'''

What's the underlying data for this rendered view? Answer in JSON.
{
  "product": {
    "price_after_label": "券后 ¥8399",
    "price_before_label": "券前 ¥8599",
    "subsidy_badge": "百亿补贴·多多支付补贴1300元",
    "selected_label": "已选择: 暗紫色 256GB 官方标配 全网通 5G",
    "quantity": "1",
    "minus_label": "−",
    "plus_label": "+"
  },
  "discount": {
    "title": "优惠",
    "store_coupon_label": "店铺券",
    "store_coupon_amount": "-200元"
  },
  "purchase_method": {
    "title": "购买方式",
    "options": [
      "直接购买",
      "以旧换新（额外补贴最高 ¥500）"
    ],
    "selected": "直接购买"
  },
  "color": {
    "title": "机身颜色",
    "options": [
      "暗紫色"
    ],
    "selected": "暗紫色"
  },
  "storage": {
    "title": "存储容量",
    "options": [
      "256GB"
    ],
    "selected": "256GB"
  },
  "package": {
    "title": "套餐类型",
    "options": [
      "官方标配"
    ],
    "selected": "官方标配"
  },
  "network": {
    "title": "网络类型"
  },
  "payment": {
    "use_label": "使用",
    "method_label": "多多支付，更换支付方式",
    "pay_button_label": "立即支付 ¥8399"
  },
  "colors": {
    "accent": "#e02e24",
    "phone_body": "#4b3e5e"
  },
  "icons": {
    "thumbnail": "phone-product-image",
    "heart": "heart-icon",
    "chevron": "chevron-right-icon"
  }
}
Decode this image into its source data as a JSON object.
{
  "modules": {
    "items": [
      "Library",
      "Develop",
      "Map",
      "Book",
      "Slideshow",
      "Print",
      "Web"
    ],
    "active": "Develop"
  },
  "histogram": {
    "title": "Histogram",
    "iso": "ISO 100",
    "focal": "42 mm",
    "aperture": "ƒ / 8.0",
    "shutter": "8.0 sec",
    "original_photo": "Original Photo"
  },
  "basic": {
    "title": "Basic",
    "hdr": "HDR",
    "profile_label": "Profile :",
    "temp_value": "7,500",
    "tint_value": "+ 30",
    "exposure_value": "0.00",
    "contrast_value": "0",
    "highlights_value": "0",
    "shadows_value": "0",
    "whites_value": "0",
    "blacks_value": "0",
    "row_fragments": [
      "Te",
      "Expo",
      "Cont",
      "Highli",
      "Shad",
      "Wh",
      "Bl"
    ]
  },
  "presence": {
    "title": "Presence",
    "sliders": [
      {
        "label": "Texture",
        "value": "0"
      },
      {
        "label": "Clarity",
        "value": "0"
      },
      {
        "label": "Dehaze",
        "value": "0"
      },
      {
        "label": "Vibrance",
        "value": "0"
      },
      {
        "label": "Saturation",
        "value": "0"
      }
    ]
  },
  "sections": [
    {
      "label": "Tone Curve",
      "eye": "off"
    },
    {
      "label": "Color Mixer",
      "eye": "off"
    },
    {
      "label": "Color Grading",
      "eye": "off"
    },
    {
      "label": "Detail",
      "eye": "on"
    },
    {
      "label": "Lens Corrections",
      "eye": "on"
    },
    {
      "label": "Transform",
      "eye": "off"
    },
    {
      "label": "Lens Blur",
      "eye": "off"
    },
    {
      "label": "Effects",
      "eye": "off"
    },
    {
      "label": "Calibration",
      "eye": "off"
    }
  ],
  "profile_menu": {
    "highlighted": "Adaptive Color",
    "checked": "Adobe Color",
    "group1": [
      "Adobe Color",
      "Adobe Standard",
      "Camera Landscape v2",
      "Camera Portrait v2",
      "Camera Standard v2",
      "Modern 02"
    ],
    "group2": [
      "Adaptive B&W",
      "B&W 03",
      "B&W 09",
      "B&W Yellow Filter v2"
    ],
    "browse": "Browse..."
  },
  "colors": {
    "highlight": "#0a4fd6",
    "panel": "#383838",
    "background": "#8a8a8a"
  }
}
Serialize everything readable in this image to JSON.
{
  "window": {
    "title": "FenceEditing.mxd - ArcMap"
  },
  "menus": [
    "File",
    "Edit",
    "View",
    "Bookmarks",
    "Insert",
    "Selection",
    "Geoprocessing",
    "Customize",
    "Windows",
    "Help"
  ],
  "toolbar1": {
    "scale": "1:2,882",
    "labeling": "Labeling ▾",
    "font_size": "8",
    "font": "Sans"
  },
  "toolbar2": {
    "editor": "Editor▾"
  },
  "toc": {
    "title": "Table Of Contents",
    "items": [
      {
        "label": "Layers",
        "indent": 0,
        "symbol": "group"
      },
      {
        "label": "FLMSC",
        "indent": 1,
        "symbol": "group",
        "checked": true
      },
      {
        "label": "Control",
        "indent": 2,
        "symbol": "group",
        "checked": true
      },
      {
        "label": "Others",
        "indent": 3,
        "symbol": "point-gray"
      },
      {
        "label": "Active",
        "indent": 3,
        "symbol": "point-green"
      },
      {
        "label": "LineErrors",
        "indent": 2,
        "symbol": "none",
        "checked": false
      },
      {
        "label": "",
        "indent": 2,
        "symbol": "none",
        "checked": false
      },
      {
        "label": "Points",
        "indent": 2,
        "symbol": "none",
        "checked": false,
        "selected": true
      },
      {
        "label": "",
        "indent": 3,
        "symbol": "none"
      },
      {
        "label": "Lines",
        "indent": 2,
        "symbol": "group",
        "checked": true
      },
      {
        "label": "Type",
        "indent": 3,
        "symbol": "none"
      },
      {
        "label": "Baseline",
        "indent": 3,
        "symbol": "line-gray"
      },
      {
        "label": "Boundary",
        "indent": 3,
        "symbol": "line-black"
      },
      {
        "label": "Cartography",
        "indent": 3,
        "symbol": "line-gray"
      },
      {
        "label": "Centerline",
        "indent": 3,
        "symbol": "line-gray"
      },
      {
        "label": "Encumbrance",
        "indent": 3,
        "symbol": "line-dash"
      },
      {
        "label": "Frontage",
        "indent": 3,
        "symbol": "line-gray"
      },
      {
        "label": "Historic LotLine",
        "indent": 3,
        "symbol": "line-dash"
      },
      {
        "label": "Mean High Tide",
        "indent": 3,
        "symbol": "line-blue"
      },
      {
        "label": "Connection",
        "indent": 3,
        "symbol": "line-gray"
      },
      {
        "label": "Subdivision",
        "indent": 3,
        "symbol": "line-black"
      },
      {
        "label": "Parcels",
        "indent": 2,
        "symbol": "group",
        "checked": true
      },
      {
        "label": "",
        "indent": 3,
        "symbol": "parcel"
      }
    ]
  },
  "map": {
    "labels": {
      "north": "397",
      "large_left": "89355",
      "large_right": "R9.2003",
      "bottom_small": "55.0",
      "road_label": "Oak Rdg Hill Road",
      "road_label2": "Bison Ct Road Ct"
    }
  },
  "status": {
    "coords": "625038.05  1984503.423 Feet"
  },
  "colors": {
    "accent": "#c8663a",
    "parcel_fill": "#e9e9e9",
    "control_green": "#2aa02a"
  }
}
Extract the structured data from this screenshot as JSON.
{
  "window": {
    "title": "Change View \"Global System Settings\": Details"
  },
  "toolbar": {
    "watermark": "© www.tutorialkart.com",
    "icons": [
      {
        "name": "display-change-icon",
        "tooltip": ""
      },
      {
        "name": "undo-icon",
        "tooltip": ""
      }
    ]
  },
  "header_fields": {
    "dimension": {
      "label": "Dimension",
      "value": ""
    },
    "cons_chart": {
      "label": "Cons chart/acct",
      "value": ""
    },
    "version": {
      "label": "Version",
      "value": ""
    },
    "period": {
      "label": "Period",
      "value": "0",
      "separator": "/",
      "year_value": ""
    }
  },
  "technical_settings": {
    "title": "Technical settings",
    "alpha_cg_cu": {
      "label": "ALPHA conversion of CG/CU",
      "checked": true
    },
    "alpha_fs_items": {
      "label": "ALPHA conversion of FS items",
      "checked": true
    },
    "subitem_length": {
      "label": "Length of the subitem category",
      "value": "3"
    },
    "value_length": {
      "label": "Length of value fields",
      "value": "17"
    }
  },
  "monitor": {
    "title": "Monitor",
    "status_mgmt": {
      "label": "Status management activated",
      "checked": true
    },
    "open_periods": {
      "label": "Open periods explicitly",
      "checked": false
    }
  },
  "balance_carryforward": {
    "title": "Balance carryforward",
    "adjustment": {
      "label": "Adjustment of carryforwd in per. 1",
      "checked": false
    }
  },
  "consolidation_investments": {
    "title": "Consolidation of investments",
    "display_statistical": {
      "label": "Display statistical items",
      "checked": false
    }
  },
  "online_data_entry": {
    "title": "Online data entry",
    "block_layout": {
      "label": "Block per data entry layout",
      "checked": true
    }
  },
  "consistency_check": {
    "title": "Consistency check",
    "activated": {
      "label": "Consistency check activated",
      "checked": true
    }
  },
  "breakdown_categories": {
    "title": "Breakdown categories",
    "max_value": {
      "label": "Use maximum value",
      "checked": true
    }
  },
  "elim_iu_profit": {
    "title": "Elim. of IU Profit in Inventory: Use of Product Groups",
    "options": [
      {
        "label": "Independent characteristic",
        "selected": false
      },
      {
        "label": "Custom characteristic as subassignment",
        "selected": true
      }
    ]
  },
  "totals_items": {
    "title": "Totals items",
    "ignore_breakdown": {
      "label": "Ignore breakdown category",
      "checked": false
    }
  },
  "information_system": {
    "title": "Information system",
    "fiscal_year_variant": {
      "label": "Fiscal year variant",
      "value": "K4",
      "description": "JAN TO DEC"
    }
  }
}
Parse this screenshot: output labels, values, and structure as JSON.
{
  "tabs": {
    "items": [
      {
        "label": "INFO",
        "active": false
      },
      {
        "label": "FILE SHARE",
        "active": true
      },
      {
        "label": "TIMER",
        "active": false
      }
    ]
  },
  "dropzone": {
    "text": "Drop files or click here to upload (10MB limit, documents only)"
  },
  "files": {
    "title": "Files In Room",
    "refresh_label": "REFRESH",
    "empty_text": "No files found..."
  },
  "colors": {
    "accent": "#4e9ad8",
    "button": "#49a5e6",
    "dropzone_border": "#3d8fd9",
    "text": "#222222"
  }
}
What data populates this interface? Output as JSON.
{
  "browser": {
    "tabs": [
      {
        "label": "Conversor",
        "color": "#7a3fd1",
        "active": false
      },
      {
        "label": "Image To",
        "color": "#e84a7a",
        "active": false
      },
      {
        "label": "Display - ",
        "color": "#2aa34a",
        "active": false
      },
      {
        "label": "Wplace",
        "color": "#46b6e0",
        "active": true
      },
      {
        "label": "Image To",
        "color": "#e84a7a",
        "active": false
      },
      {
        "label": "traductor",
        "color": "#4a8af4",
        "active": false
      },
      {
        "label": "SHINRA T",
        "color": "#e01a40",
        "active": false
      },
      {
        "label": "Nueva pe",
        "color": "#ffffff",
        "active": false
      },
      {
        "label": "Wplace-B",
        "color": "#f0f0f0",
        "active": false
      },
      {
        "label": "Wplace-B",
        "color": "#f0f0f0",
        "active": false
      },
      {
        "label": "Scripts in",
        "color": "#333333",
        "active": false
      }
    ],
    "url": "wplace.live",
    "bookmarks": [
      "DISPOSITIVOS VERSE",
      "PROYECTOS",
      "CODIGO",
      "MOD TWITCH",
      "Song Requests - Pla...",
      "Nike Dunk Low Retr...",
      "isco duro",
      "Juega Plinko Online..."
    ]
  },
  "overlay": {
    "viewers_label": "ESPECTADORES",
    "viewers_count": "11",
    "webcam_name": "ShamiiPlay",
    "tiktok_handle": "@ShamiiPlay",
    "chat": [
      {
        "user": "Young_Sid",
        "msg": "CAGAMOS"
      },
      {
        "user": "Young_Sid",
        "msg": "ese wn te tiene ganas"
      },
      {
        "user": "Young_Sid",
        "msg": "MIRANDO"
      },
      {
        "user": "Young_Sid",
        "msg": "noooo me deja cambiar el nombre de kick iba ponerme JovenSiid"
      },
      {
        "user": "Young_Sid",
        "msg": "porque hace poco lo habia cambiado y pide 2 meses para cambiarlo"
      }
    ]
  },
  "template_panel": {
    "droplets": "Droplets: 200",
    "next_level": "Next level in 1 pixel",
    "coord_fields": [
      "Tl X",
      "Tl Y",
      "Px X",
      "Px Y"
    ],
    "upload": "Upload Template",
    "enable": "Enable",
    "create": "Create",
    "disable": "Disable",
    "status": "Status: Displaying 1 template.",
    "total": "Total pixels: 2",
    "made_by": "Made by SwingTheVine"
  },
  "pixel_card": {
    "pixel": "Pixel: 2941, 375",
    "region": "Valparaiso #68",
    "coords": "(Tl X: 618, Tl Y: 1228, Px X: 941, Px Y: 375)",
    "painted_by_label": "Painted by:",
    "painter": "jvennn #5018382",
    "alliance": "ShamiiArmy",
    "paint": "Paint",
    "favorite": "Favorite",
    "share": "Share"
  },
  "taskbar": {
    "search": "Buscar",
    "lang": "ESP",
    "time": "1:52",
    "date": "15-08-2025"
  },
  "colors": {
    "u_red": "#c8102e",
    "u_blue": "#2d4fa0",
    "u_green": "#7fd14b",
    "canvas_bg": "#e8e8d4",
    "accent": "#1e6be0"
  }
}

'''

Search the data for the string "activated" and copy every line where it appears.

OUTPUT BELOW —
      "label": "Status management activated",
    "activated": {
      "label": "Consistency check activated",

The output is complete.